• Our Blogger

    Fr. Joseph Jenkins

  • The blog header depicts an important and yet mis-understood New Testament scene, Jesus flogging the money-changers out of the temple. I selected it because the faith that gives us consolation can also make us very uncomfortable. Both Divine Mercy and Divine Justice meet in Jesus. Priests are ministers of reconciliation, but never at the cost of truth. In or out of season, we must be courageous in preaching and living out the Gospel of Life. The title of my blog is a play on words, not Flogger Priest but Blogger Priest.

  • Archives

  • Categories

  • Recent Posts

  • Recent Comments

    Wyatt N on Ask a Priest
    Luke on Ask a Priest
    Mary on Ask a Priest
    Bill on Ask a Priest
    Stephen on Masturbation & the Conditi…

Tuesday of Easter Week: Readings & Message


April 14, 2020

First Reading:  Acts 2:36-41
Responsorial:  Psalm 33:4-5,18-19,20 & 22
Second Reading:  John 20:11-18

The Lord appears to Mary Magdalene, consoles her, and sends her off with the news, “I have seen the Lord!” The insistence upon the witness of women in the Scriptures reveals to us just how much both men and women were called to be Christ’s disciples. Mary Magdalene proclaims the Good News to Jesus’ other followers, the men with whom he had entrusted his apostolic authority and power. Notice his words to her. She is so thrilled to see him that he must immediately tell her not to cling to him. He exclaims that he is “ascending to my Father and your Father, to my God and your God!” This is one of the clearest statements by Christ that his particular Easter event will also be ours. The words also echo the time when he taught his friends to call God, “Our Father,” in the Lord’s Prayer. We, who belong to Christ, belong also to the one who sent and raised him up. We who are now identified with Christ can appropriately call God our adopted Father. He keeps us in existence and in baptism refashions us into the likeness of his Son.

Likewise, the disciples in Acts take this message and make it the cornerstone of their ministry. We have put Christ to death by our sins; however, we can repent and be baptized into Christ Jesus. Peter said, “It was to you and your children that the promise was made, and to all those still far off whom the Lord our God calls.” I would love to etch those words near the main doors of the church. The message of Christ was not simply for the Jewish people, nor was it for the Gentiles alone who lived two-thousand years ago. His has been a message for every age. We are many miles and many years separated from the period when Jesus walked the earth; however, no matter how far off we have been from him, his message is just as important and alive today as it was yesterday. We are still called to repent and believe. No political order, no philosophy, no educational program, no, none of these have been able to make man one iota better than he was in ancient Palestine. “Save yourselves from this generation which has gone astray.” Yesterday and today our hope remains in Christ and in his forgiveness. Just as our sins in this age contributed to his crucifixion; so too does his grace and forgiveness contribute to our redemption.

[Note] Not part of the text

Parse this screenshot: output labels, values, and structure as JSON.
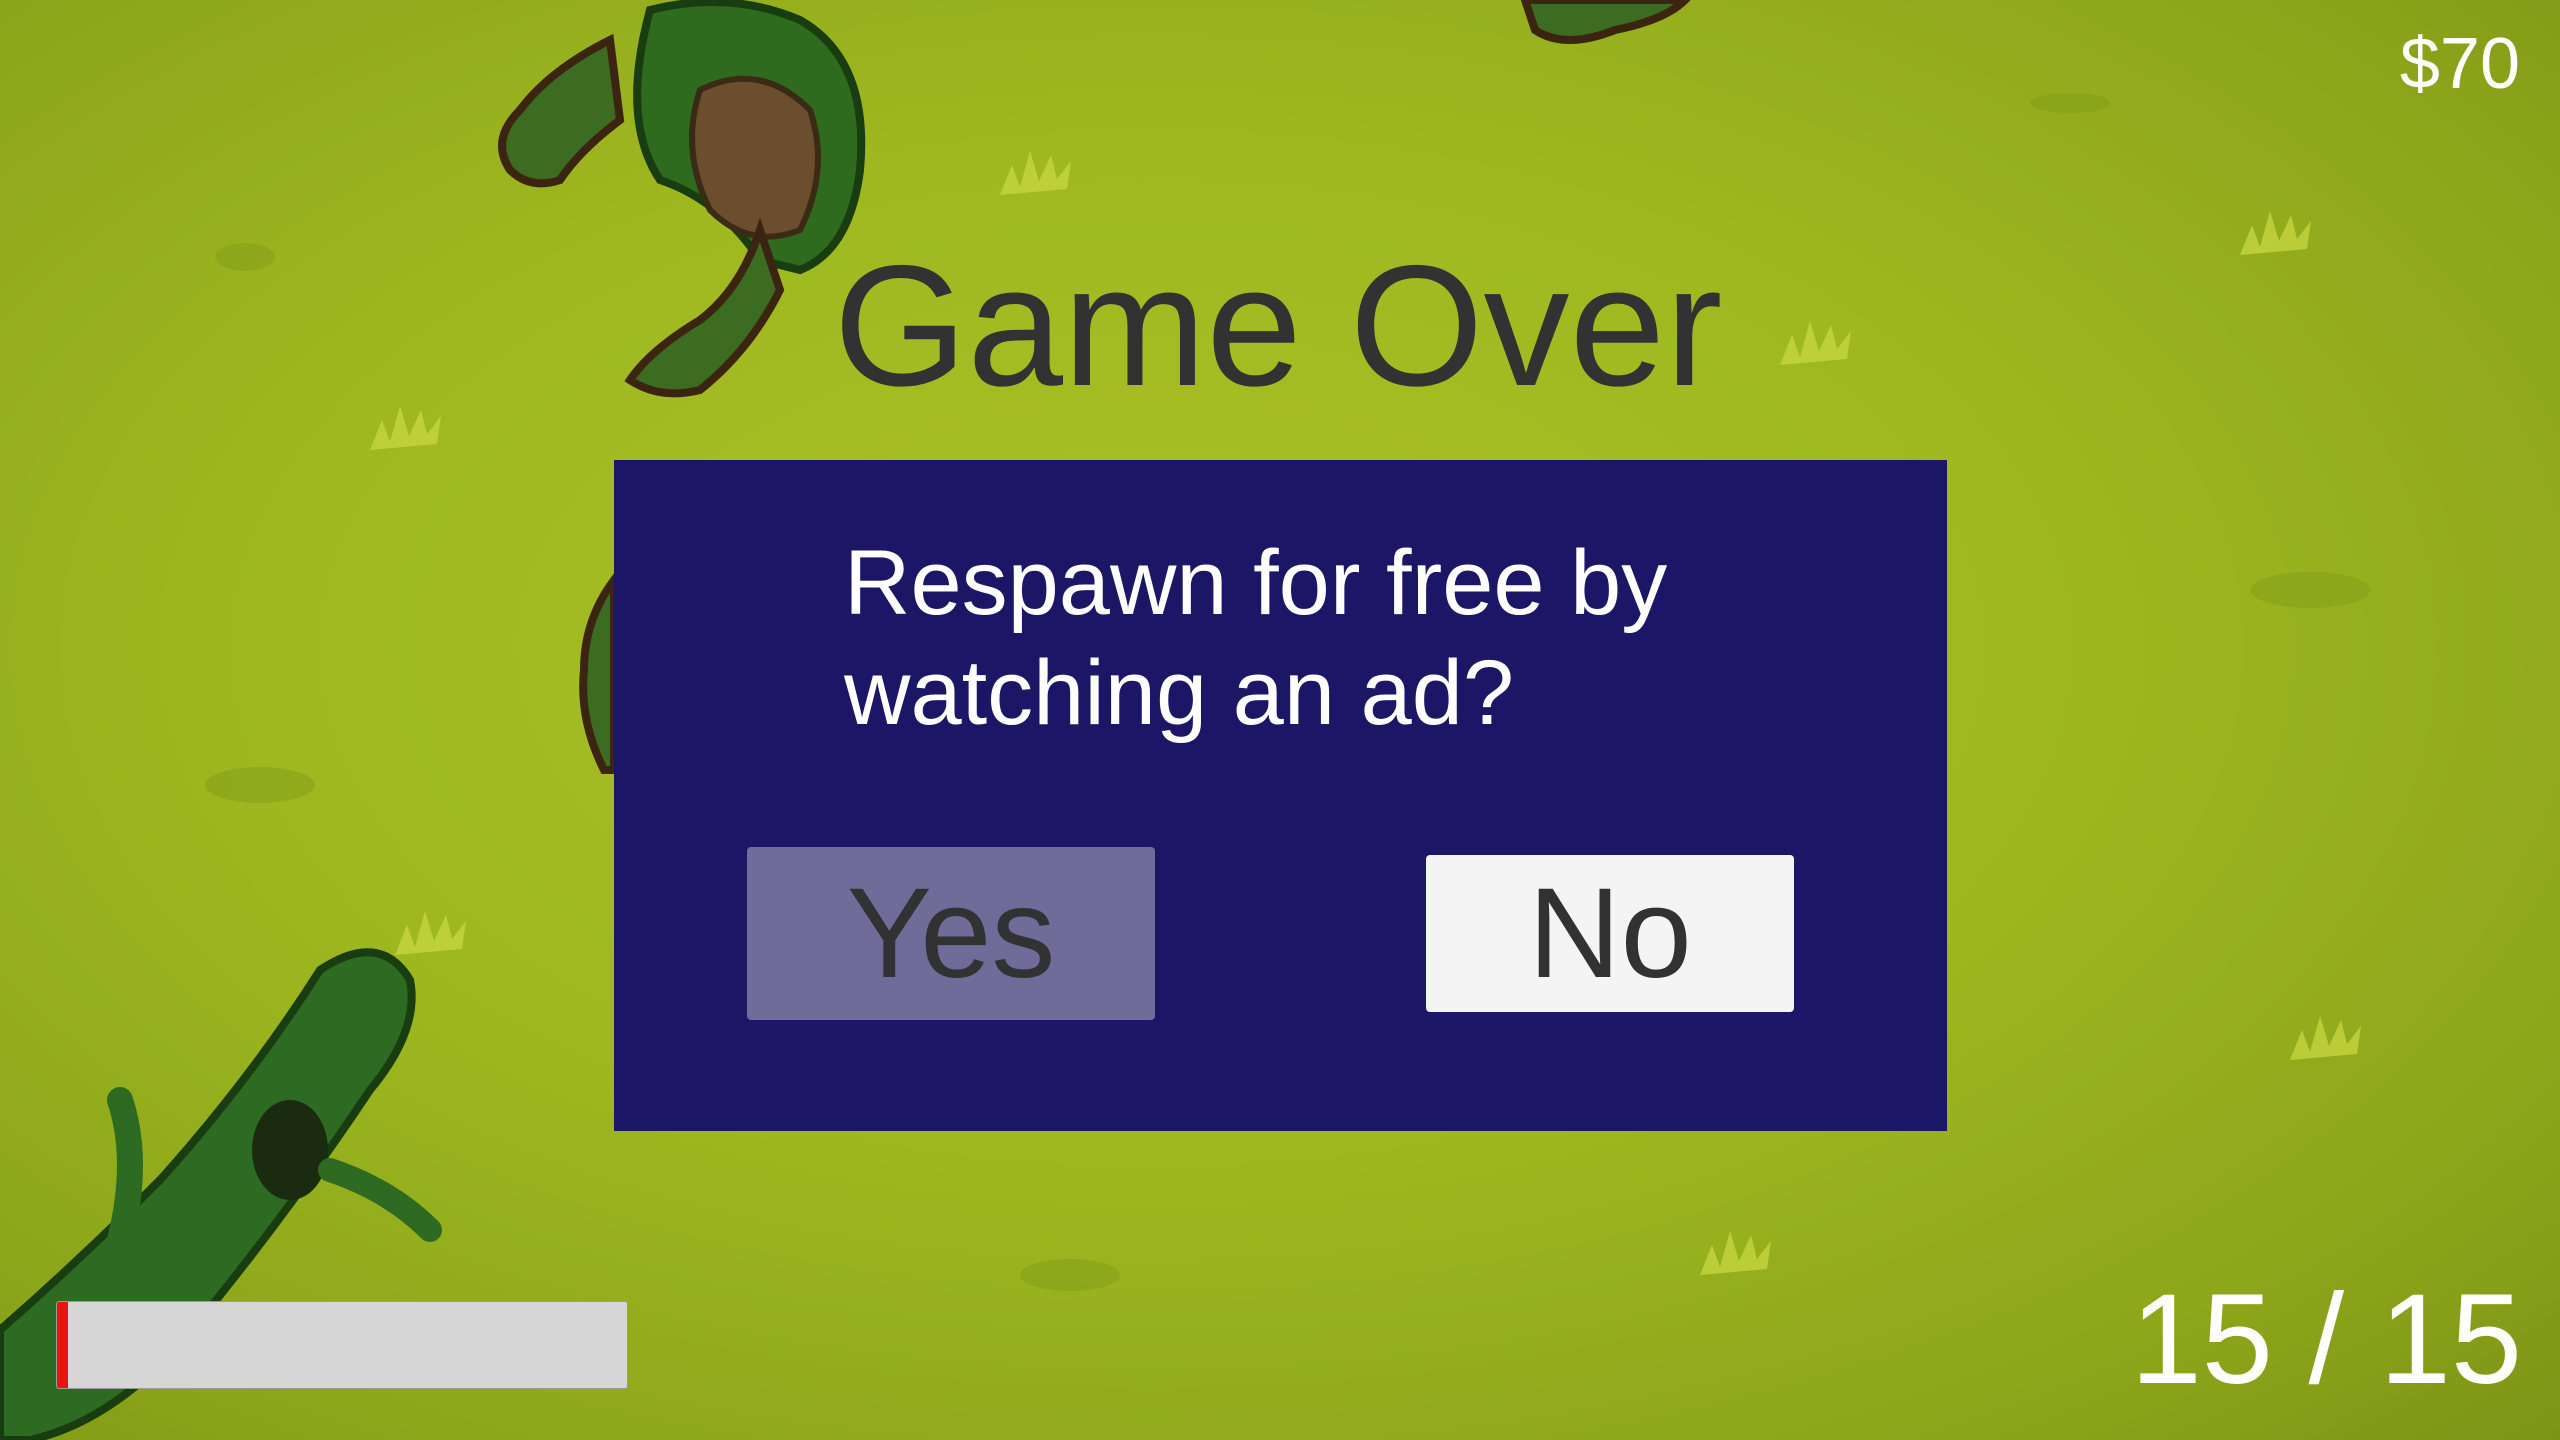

Supplication Prayer

Lord, we beseech you to guide medical researchers to find a cure and treatments for the coronavirus. Give strength and compassion to those who are placing their own lives on the line to care for the sick and to save lives. Give acceptance and grace to your ministers and faithful that we will witness to you during this crisis. Console the grieving and give a share in eternal life to those called from this world. Amen.

Leave a Reply

Fill in your details below or click an icon to log in:

WordPress.com Logo

You are commenting using your WordPress.com account. Log Out /  Change )

Facebook photo

You are commenting using your Facebook account. Log Out /  Change )

Connecting to %s

%d bloggers like this: